Records for this exercise ->
□ □ □ □ □
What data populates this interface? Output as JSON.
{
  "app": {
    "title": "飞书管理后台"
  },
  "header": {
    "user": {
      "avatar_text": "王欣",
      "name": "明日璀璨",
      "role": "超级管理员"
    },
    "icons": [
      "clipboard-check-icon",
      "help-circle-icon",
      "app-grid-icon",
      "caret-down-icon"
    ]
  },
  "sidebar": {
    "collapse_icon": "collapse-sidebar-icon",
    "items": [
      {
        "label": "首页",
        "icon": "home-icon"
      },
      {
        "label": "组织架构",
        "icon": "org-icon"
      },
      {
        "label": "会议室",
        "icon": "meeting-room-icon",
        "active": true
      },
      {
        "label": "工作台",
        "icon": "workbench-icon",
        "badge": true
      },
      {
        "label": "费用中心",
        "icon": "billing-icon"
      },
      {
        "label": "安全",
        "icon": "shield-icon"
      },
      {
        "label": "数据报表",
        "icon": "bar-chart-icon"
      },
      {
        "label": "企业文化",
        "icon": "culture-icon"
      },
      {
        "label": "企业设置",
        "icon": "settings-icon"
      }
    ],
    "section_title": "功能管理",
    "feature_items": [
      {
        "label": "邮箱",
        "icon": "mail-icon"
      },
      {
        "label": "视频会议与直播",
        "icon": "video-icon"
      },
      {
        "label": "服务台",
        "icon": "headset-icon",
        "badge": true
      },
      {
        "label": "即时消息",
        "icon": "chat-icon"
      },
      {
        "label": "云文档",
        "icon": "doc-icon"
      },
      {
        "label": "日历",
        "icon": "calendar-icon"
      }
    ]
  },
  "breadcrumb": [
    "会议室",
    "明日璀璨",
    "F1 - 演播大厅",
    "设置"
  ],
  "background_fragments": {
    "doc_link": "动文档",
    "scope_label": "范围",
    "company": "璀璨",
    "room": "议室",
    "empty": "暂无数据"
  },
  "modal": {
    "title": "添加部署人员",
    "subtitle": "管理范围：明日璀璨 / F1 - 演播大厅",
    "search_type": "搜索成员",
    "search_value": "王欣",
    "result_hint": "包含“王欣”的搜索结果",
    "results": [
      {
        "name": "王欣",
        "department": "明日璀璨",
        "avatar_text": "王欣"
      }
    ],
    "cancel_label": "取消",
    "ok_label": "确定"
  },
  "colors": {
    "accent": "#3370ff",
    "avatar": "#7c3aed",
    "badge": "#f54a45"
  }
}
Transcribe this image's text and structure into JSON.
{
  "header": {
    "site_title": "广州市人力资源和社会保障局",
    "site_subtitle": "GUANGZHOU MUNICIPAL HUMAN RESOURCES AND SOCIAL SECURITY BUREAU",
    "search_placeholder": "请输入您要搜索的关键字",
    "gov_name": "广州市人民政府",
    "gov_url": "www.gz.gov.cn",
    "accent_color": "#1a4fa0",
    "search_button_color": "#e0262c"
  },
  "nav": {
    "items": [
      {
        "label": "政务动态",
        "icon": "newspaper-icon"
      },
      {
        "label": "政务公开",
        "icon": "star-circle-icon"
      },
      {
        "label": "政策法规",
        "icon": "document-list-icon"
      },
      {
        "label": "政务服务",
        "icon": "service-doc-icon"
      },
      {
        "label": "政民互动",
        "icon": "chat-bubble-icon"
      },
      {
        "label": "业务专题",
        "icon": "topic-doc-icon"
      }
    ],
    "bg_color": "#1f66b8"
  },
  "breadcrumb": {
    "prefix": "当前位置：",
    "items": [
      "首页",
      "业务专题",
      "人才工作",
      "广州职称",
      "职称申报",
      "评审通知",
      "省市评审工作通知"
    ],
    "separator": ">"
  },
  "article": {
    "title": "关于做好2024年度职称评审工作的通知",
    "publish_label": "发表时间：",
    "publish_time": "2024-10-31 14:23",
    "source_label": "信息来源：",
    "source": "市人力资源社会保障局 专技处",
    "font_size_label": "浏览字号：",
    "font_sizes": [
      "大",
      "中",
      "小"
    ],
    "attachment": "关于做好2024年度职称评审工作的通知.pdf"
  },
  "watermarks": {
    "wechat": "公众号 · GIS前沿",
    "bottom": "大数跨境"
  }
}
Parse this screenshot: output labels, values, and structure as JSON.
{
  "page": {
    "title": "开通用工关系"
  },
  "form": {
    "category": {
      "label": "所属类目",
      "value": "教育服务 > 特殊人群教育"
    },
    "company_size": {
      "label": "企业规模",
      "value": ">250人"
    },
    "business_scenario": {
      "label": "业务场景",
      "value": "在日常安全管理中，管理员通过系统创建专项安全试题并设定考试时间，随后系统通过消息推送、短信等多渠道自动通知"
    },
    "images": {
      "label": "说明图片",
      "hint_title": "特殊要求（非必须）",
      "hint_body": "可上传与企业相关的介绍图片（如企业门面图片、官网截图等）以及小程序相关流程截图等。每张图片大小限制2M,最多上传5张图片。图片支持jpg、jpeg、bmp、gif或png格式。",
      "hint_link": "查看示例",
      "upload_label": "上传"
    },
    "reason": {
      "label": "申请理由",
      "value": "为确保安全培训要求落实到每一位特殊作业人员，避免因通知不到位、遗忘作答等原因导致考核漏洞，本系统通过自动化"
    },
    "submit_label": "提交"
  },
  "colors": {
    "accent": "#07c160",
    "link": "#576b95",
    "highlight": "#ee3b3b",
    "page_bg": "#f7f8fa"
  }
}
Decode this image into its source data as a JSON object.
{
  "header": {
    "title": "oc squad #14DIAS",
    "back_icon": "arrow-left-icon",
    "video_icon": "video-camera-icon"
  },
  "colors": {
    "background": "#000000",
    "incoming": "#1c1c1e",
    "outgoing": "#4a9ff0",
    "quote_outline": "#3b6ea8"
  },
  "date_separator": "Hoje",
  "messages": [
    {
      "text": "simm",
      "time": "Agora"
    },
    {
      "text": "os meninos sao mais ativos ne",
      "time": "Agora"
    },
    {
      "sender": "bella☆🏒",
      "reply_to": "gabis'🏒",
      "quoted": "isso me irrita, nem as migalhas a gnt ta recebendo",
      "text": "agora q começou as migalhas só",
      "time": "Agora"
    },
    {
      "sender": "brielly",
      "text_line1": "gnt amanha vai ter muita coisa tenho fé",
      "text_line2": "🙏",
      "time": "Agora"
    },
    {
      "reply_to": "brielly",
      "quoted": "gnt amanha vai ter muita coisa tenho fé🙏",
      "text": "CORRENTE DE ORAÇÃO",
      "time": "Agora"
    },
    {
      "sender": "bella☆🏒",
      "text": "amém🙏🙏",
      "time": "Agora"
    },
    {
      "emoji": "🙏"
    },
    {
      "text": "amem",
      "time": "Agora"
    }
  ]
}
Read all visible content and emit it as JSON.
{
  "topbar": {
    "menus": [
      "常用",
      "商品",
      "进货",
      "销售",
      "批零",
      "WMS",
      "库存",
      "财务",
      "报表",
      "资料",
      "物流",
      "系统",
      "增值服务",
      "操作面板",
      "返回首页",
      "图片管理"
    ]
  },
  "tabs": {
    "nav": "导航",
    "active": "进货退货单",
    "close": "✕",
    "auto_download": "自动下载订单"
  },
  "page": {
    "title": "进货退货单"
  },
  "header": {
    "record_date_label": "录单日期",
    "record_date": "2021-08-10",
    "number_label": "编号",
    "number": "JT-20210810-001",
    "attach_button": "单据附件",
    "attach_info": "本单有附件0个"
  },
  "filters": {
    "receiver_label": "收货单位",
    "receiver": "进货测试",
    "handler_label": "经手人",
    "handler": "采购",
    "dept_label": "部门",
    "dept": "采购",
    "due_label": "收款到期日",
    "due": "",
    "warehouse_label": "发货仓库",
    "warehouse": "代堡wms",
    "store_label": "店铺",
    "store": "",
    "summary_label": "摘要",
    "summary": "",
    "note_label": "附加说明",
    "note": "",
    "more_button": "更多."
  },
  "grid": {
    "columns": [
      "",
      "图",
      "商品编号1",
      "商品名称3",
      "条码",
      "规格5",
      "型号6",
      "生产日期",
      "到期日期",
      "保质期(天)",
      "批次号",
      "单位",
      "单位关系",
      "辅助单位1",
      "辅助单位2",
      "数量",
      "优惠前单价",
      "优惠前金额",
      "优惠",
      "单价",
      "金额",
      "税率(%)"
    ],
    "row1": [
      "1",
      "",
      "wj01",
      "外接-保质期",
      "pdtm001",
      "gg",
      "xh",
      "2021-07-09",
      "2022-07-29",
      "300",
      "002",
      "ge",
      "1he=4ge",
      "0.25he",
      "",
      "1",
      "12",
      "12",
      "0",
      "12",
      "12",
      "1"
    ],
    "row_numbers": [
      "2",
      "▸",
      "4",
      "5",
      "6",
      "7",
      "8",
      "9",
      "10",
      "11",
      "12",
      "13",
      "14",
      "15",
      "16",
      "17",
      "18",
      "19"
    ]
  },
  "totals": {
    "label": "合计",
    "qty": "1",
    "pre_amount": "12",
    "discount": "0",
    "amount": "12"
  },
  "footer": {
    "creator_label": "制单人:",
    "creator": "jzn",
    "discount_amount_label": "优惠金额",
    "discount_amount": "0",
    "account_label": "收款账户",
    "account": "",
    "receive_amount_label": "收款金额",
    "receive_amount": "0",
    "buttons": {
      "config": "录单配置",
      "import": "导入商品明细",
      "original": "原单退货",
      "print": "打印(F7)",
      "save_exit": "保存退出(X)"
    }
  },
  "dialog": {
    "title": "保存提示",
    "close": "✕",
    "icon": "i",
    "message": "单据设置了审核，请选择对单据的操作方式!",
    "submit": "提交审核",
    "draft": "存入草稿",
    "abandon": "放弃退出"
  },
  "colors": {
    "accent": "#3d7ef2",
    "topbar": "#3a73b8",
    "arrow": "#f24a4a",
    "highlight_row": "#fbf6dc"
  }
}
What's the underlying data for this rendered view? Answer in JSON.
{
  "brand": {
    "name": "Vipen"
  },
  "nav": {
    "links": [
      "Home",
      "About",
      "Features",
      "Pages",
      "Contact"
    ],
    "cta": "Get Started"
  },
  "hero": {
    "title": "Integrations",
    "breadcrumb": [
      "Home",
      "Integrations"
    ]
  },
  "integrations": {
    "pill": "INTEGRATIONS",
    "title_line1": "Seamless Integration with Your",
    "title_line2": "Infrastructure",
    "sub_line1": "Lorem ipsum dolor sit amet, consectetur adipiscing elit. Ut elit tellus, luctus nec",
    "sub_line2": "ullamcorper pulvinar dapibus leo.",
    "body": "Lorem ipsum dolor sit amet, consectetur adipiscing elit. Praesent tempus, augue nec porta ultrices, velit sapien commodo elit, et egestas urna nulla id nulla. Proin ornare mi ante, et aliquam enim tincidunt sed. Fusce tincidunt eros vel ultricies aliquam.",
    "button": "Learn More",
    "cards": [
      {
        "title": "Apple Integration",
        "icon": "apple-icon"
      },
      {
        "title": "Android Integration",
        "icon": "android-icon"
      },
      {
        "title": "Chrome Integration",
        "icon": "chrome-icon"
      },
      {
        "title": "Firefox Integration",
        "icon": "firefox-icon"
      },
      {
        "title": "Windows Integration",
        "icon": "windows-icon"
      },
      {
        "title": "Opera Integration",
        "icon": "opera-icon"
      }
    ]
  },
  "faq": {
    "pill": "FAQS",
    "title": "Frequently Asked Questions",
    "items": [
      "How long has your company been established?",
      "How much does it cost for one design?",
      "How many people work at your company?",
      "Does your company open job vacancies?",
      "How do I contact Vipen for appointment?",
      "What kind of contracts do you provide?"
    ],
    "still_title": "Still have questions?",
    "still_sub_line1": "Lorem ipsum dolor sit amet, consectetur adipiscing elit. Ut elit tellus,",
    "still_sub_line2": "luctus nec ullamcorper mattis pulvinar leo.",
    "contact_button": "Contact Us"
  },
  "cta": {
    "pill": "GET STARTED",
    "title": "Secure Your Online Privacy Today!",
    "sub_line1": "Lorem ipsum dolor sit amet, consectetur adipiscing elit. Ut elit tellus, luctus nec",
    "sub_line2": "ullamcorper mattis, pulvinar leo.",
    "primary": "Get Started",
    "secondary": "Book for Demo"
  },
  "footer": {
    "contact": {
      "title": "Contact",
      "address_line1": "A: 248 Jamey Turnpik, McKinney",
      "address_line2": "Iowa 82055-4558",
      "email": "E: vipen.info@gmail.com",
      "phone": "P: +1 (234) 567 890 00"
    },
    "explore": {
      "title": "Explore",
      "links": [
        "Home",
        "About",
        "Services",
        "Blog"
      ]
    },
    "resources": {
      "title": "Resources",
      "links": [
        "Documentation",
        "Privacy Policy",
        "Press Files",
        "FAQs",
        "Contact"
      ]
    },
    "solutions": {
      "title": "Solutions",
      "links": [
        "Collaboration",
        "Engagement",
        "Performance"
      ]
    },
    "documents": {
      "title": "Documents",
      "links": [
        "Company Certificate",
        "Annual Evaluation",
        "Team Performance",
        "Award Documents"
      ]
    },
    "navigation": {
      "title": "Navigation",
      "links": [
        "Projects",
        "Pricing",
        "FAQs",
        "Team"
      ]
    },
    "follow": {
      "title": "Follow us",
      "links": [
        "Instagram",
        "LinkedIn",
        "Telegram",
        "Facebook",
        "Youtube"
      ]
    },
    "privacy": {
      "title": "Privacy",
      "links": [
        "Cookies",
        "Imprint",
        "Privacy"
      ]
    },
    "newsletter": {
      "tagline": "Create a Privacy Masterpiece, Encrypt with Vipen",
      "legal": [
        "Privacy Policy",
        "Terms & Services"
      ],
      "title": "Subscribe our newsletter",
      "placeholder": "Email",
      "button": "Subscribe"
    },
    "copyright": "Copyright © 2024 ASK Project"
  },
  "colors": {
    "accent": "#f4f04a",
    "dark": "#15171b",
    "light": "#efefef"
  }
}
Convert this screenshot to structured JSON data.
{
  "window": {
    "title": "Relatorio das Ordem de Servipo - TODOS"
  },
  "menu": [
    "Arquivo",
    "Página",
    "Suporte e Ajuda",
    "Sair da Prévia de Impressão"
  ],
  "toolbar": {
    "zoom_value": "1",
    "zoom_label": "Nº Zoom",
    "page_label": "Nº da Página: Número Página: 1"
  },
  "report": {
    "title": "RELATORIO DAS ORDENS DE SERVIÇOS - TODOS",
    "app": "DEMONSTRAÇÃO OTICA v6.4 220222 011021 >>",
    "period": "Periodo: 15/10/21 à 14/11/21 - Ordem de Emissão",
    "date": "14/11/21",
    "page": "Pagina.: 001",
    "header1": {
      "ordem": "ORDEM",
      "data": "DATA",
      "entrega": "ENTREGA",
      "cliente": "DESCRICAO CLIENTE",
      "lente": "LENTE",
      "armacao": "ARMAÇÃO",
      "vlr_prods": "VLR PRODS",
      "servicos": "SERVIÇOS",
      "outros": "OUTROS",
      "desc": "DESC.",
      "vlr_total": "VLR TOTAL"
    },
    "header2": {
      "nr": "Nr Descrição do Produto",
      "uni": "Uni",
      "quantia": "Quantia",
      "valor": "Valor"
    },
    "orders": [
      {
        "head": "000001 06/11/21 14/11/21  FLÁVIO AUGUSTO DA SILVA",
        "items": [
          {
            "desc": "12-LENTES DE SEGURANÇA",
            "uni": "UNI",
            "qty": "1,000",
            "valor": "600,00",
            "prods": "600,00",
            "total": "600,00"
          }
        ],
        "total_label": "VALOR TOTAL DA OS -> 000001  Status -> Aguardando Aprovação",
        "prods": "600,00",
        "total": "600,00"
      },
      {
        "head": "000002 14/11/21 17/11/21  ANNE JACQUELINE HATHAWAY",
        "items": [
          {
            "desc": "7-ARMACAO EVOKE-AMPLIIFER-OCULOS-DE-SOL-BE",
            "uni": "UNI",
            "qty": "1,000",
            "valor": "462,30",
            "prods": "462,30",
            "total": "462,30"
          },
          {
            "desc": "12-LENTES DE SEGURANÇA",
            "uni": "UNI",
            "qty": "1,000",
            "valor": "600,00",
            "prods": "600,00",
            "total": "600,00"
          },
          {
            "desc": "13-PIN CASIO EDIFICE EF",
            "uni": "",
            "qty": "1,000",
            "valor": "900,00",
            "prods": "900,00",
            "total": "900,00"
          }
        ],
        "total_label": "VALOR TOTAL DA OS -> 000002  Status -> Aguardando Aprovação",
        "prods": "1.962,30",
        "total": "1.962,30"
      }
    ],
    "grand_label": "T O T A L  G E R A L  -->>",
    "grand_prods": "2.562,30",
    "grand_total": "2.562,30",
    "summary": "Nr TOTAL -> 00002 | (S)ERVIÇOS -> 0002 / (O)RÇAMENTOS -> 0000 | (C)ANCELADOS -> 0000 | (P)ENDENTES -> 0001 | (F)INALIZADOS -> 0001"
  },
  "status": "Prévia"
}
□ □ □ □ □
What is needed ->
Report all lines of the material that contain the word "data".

Your response ->
What data populates this interface? Output as JSON.
Decode this image into its source data as a JSON object.
What's the underlying data for this rendered view? Answer in JSON.
Convert this screenshot to structured JSON data.
      "data": "DATA",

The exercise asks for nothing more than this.